sorry for all the questions at once, i've been producing for a few years now, but haven't really bothered posting on production forums; these are all questions which have been bothering me for a while now...

nice one,
dan
juffajo
 
Posts:
8
Joined:
Wed Nov 08, 2006 6:11 pm

Postby drift » Thu Jan 04, 2007 3:46 pm

juffajo wrote:my last question is about resampling.


its a good question mate

im going to start a new thread coz im interested in hearing peoples views on this too

8)
User avatar
drift
 
Posts:
194
Joined:
Tue Nov 21, 2006 1:40 am

Postby dougd » Fri Jan 05, 2007 8:17 am

fubar wrote:thanks for that! are you dropping certan frequencies or do you boost the fundamentals/overtones aswell?


fubar, you can do whatever works and makes it sounds stronger. I usually boost the fundamental of the kick a few db, cut out anything in the kick below the fundamental and maybe cut some where the bass' fundamental is. Then, I move over the the bass' EQ, and cut the bass' EQ where the kick's fundamental is. After that I use the EQ on the higher overtones of the bass or the kick if I want to emphasize more mid or top end.

You want them to sit well together, but certain frequencies are much more important to their sound than others. So you need to find and work with those important freqs.

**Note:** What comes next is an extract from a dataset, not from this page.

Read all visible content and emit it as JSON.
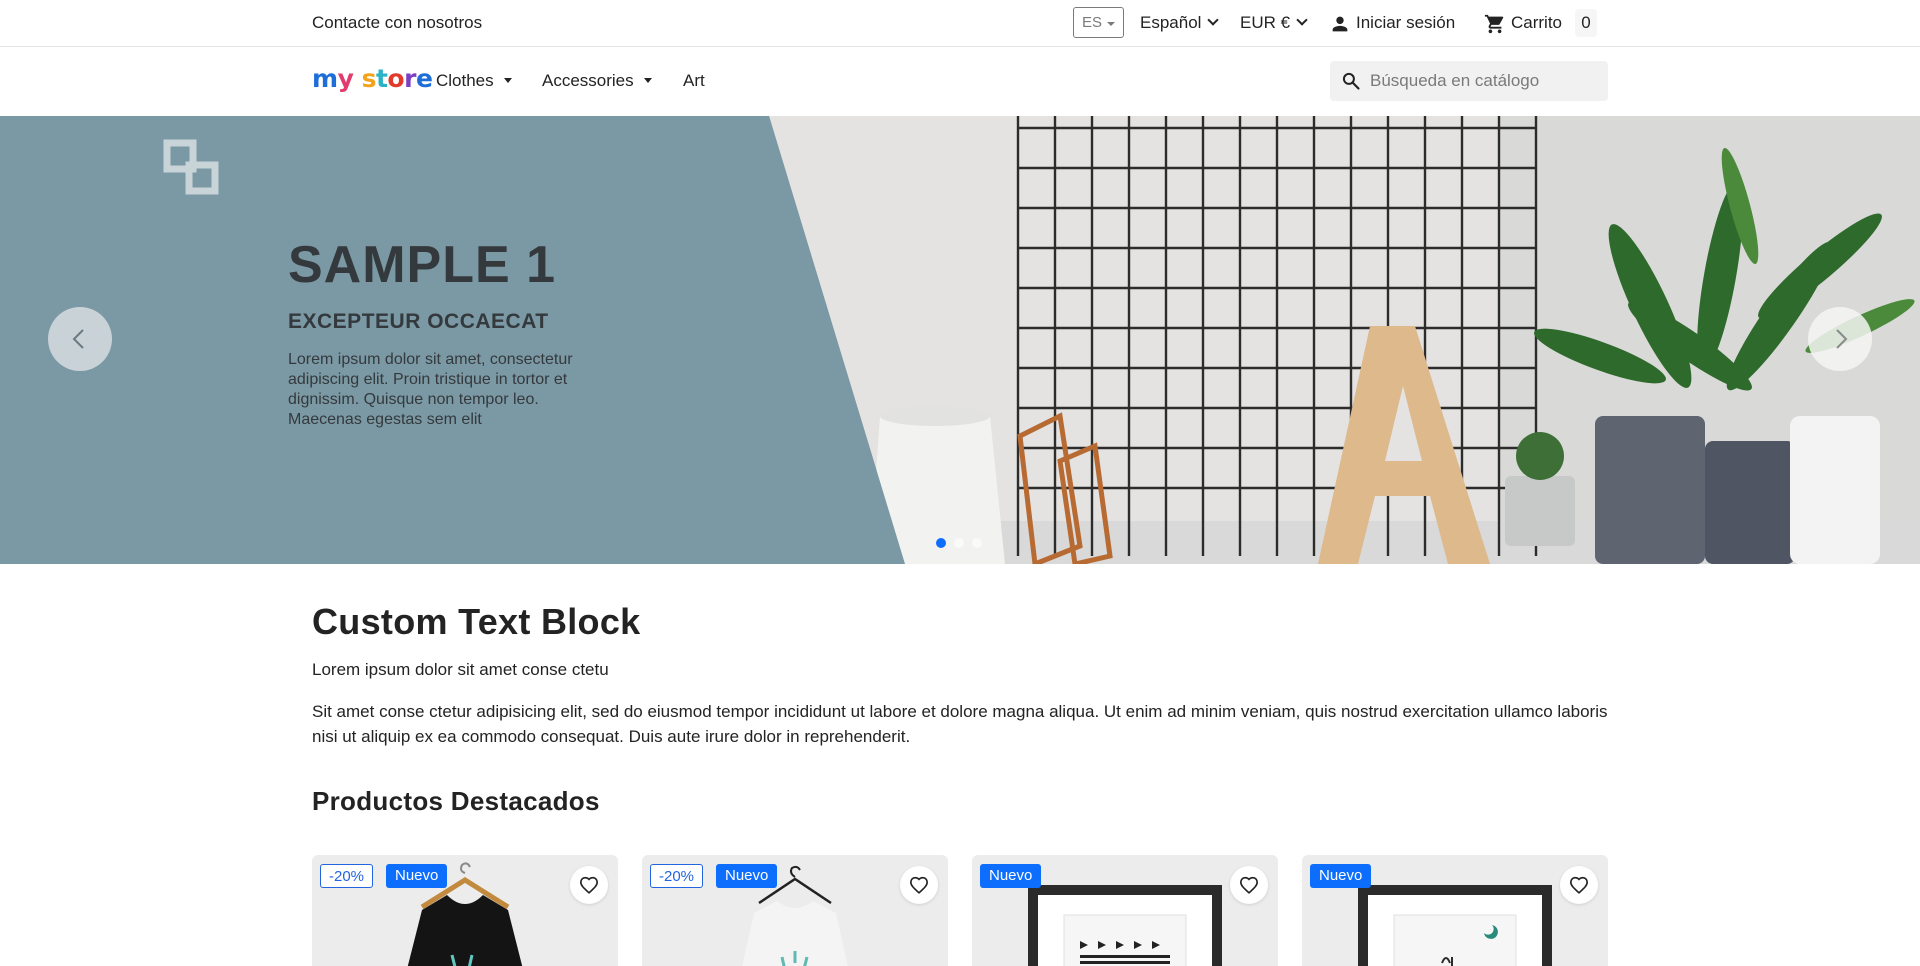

Generally, the overtones will be multiples of the fundamental, due to the mathematics of how sounds are made. Soooo if my kick's fundamental is 135hz, there are probably overtones at like 270, 540 etc. Don't boost more than a few db or it will start to sound shitty though.

juffajo wrote:thanks, thats very helpful. but now that you've created "space" for the kick within the bassline frequencies, do you still need to use sidechain compression (which surely has exactly the same effect of making sure the two elements don't interfere with each other?)


juffajo, EQ and compression are just tools to make your music sound better. So use whichever one or both work on your tracks. Fuck around with them and see what results you get. Both might be even more badass than one alone, but you have to test and experiment.

I don't know how to use sidechaining comps in Logic, it's something I'd really like to learn. If someone reading this wanted to write a quick guide I'd really appreciate it. :)

juffajo wrote:ok, that's also very helpful. but would those eq settings still "work" with other notes in the melody of the bassline? or are the "fundamental and overtones" you are talkin about that particular note's harmonics?


You'll probably be cutting more than boosting for the bassline. You might boost with the kick to give it more of that punch, but if the bass is all distorted and effected and shit, boosting freqs is pretty much a waste of time. So it's more about cutting space for the kick, at least in my experience. I'm self taught from info I found around the net and from experimenting with Logic, so this is what works for me. 8) 8) 8)

Doug
User avatar
dougd
 
Posts:
106
Joined:
Thu Jan 04, 2007 6:38 am

This forum is locked. Continue the discussion by creating a new topic on The New Dubstep Forum.

Return to Production, Hardware & Technical

cron